Climate Change Conference at RIBA, Day 4
Today’s theme is GREEN BUSINESS OPPORTUNITIES
Kent Walwin, Film Producer provided an interesting talk (pre-recorded) on The Sierra Leone Project.
Craig Bellamy, football player, set up a football academy in a village in Sierra Leone. Context was post-war, infrastructure was ruined and electricity inconsistent. Solar panels, and compressed air for electricity storage used to help achieve self-sufficiency for the village. Palm oil also used to make diesel when necessary.
Carl Bennett of Intelligent Utilities presented The Green Deal – Are You In or Out?
He comes from a banking and mortgages background and now works towards energy and money-saving products. A tiny percentage of UK residents buy green products despite savings often being available. Green is difficult to sell. Cost and consumer awareness vs perceived benefit. Carl mentioned the Utility Refund company which finds refunds for customers who have been overcharged by their power supplier. Once they have a refund they are more receptive to other ideas to save their money.
Comments included: “we are energy inefficient because heat is not highly valued”. If you could capture your heat waste and re-use it or sell it on there would be a lot in it for everyone – Peter Prior
“The way we use electricity since its original invention with the coil is very inefficient” Roy Baria.
Local generation of electricity has huge advantages over big remote power plants as they would be less vulnerable to attack or disruption. – Dr Robin Russell-Jones.
The Green Deal
Environmental policy (awaiting governmental backing) to have households fitted with energy-saving technology. Once consumers get past the idea of their new energy plan ie paying off the energy saving device there will be flow-on effects. Tradesmen will be able to register themselves and become accredited under the Green Deal. This plan is under construction with a large amount of private funding available and awaiting government input. For those who do not take part, incentives by the government and council may be imposed as financial penalties.
Peter Prior of Summerleaze spoke about Anaerobic Digestion and Beyond.

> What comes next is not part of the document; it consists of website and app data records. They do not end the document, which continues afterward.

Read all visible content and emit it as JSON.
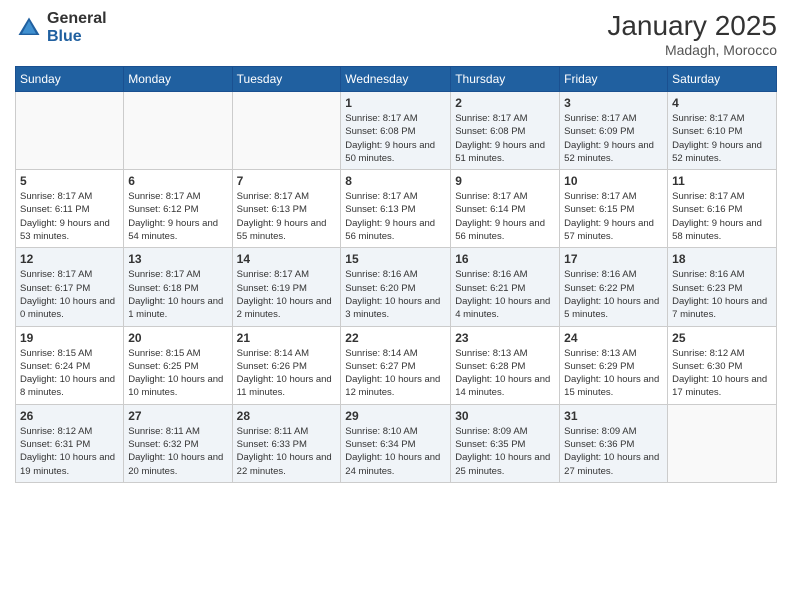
{
  "header": {
    "logo_general": "General",
    "logo_blue": "Blue",
    "month_year": "January 2025",
    "location": "Madagh, Morocco"
  },
  "days_of_week": [
    "Sunday",
    "Monday",
    "Tuesday",
    "Wednesday",
    "Thursday",
    "Friday",
    "Saturday"
  ],
  "weeks": [
    [
      {
        "day": "",
        "sunrise": "",
        "sunset": "",
        "daylight": ""
      },
      {
        "day": "",
        "sunrise": "",
        "sunset": "",
        "daylight": ""
      },
      {
        "day": "",
        "sunrise": "",
        "sunset": "",
        "daylight": ""
      },
      {
        "day": "1",
        "sunrise": "Sunrise: 8:17 AM",
        "sunset": "Sunset: 6:08 PM",
        "daylight": "Daylight: 9 hours and 50 minutes."
      },
      {
        "day": "2",
        "sunrise": "Sunrise: 8:17 AM",
        "sunset": "Sunset: 6:08 PM",
        "daylight": "Daylight: 9 hours and 51 minutes."
      },
      {
        "day": "3",
        "sunrise": "Sunrise: 8:17 AM",
        "sunset": "Sunset: 6:09 PM",
        "daylight": "Daylight: 9 hours and 52 minutes."
      },
      {
        "day": "4",
        "sunrise": "Sunrise: 8:17 AM",
        "sunset": "Sunset: 6:10 PM",
        "daylight": "Daylight: 9 hours and 52 minutes."
      }
    ],
    [
      {
        "day": "5",
        "sunrise": "Sunrise: 8:17 AM",
        "sunset": "Sunset: 6:11 PM",
        "daylight": "Daylight: 9 hours and 53 minutes."
      },
      {
        "day": "6",
        "sunrise": "Sunrise: 8:17 AM",
        "sunset": "Sunset: 6:12 PM",
        "daylight": "Daylight: 9 hours and 54 minutes."
      },
      {
        "day": "7",
        "sunrise": "Sunrise: 8:17 AM",
        "sunset": "Sunset: 6:13 PM",
        "daylight": "Daylight: 9 hours and 55 minutes."
      },
      {
        "day": "8",
        "sunrise": "Sunrise: 8:17 AM",
        "sunset": "Sunset: 6:13 PM",
        "daylight": "Daylight: 9 hours and 56 minutes."
      },
      {
        "day": "9",
        "sunrise": "Sunrise: 8:17 AM",
        "sunset": "Sunset: 6:14 PM",
        "daylight": "Daylight: 9 hours and 56 minutes."
      },
      {
        "day": "10",
        "sunrise": "Sunrise: 8:17 AM",
        "sunset": "Sunset: 6:15 PM",
        "daylight": "Daylight: 9 hours and 57 minutes."
      },
      {
        "day": "11",
        "sunrise": "Sunrise: 8:17 AM",
        "sunset": "Sunset: 6:16 PM",
        "daylight": "Daylight: 9 hours and 58 minutes."
      }
    ],
    [
      {
        "day": "12",
        "sunrise": "Sunrise: 8:17 AM",
        "sunset": "Sunset: 6:17 PM",
        "daylight": "Daylight: 10 hours and 0 minutes."
      },
      {
        "day": "13",
        "sunrise": "Sunrise: 8:17 AM",
        "sunset": "Sunset: 6:18 PM",
        "daylight": "Daylight: 10 hours and 1 minute."
      },
      {
        "day": "14",
        "sunrise": "Sunrise: 8:17 AM",
        "sunset": "Sunset: 6:19 PM",
        "daylight": "Daylight: 10 hours and 2 minutes."
      },
      {
        "day": "15",
        "sunrise": "Sunrise: 8:16 AM",
        "sunset": "Sunset: 6:20 PM",
        "daylight": "Daylight: 10 hours and 3 minutes."
      },
      {
        "day": "16",
        "sunrise": "Sunrise: 8:16 AM",
        "sunset": "Sunset: 6:21 PM",
        "daylight": "Daylight: 10 hours and 4 minutes."
      },
      {
        "day": "17",
        "sunrise": "Sunrise: 8:16 AM",
        "sunset": "Sunset: 6:22 PM",
        "daylight": "Daylight: 10 hours and 5 minutes."
      },
      {
        "day": "18",
        "sunrise": "Sunrise: 8:16 AM",
        "sunset": "Sunset: 6:23 PM",
        "daylight": "Daylight: 10 hours and 7 minutes."
      }
    ],
    [
      {
        "day": "19",
        "sunrise": "Sunrise: 8:15 AM",
        "sunset": "Sunset: 6:24 PM",
        "daylight": "Daylight: 10 hours and 8 minutes."
      },
      {
        "day": "20",
        "sunrise": "Sunrise: 8:15 AM",
        "sunset": "Sunset: 6:25 PM",
        "daylight": "Daylight: 10 hours and 10 minutes."
      },
      {
        "day": "21",
        "sunrise": "Sunrise: 8:14 AM",
        "sunset": "Sunset: 6:26 PM",
        "daylight": "Daylight: 10 hours and 11 minutes."
      },
      {
        "day": "22",
        "sunrise": "Sunrise: 8:14 AM",
        "sunset": "Sunset: 6:27 PM",
        "daylight": "Daylight: 10 hours and 12 minutes."
      },
      {
        "day": "23",
        "sunrise": "Sunrise: 8:13 AM",
        "sunset": "Sunset: 6:28 PM",
        "daylight": "Daylight: 10 hours and 14 minutes."
      },
      {
        "day": "24",
        "sunrise": "Sunrise: 8:13 AM",
        "sunset": "Sunset: 6:29 PM",
        "daylight": "Daylight: 10 hours and 15 minutes."
      },
      {
        "day": "25",
        "sunrise": "Sunrise: 8:12 AM",
        "sunset": "Sunset: 6:30 PM",
        "daylight": "Daylight: 10 hours and 17 minutes."
      }
    ],
    [
      {
        "day": "26",
        "sunrise": "Sunrise: 8:12 AM",
        "sunset": "Sunset: 6:31 PM",
        "daylight": "Daylight: 10 hours and 19 minutes."
      },
      {
        "day": "27",
        "sunrise": "Sunrise: 8:11 AM",
        "sunset": "Sunset: 6:32 PM",
        "daylight": "Daylight: 10 hours and 20 minutes."
      },
      {
        "day": "28",
        "sunrise": "Sunrise: 8:11 AM",
        "sunset": "Sunset: 6:33 PM",
        "daylight": "Daylight: 10 hours and 22 minutes."
      },
      {
        "day": "29",
        "sunrise": "Sunrise: 8:10 AM",
        "sunset": "Sunset: 6:34 PM",
        "daylight": "Daylight: 10 hours and 24 minutes."
      },
      {
        "day": "30",
        "sunrise": "Sunrise: 8:09 AM",
        "sunset": "Sunset: 6:35 PM",
        "daylight": "Daylight: 10 hours and 25 minutes."
      },
      {
        "day": "31",
        "sunrise": "Sunrise: 8:09 AM",
        "sunset": "Sunset: 6:36 PM",
        "daylight": "Daylight: 10 hours and 27 minutes."
      },
      {
        "day": "",
        "sunrise": "",
        "sunset": "",
        "daylight": ""
      }
    ]
  ]
}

He has a scheme for digestors in schools for food waste. It is feasible to be able to deal with sewarage waste. Comments included: the Government is always ready to shoot you in the foot or tax you if you have a good idea. Government ministers should not be solely responsible for picking the viability of projects because too many do not get the opportunity. There is so little time and complex legislation to get through. Simplicity of legislation would be beneficial more great ideas could flourish and less time would be wated. More jobs would be created.
Dr Robin Russell-Jones went retrospective and summarised his 40 Point Action Plan from 1991 to outline which initiatives that he suggested to the government have actually been addressed.
How to flourish within a regulatory framework? 1991 was the time of John Major. Thatcher followed and she was slightly more receptive during the so-called “Golden Age of Environmental Campaigning”. The 40 point plan review found that hardly any of the intiatives have actually been carried out effectively.
Rob Moore, Director of Behaviour Change, spoke How to Create Consumer Demand for the Green Deal?
Perceptions include – the deal is overfamiliar and not very interesting. Assumption that schemes will be more of the same. It is just rebranding. Perception that subsidies will only apply for the elderly. The risk of it being hard to understand since so many parties would be involved. Can create a lack of trust.
For success it requires clarity, simplicity, consistency, honesty, transparency and government backing. At this stage, all sectors involved cannot yet promote it effectively whilst the public lacks awareness of the scheme.
Professor Paul Ekins, Energy and Environmental Policy from UCL asked: Is The Government Doing Enough?
The government has a certain amount they need to do due to EU obligations. 20/20/20 by 2020 Programme. The commitment is to a framework of:
– cut 20% in carbon emissions
– 20% renewable energy
– 20% reduction in energy use below what it otherwise would have been.
The Climate Change Act was passed in 2008. It contains ambitious targets to reduce emissions, binding carbon targets and a clear accountability framework.
Prof. Ekins said he thought the government was doing well. The decision of whether to invest in new gas supplies remains. Carbon capture of gas emissions is still not proven. Nuclear power and coal stations (built in 1970’s, 1980’s and 1990’s) will be closing over the next 10 years.
Kye Gbangbola, Director of Total Eco Management Ltd asked How Does the Global Reporting Initiative Work?
Leadership in Climate Change using the Global Reporting Initiative to address the biggest challenge of our times. Preparing a sustainibility report is difficult for some businesses so they should seek assistance. The Climage Change Act 2008 has provisions to make reporting mandatory for all businesses. The benefits include reducing costs, increasing profits, retaining staff, staying competitive, reducing environmental impacts, Meet 21st century challenge with 21st century solutions. A 3-D appproach to using resources should be used in which production, distrubition and consumption should always result in the extraction or recycling of worthwhile resources from the waste products. One interesting point is that the Olympic Stadium has the ability to be deconstruted later and reused. It weighs less than the stadium built in Beijing.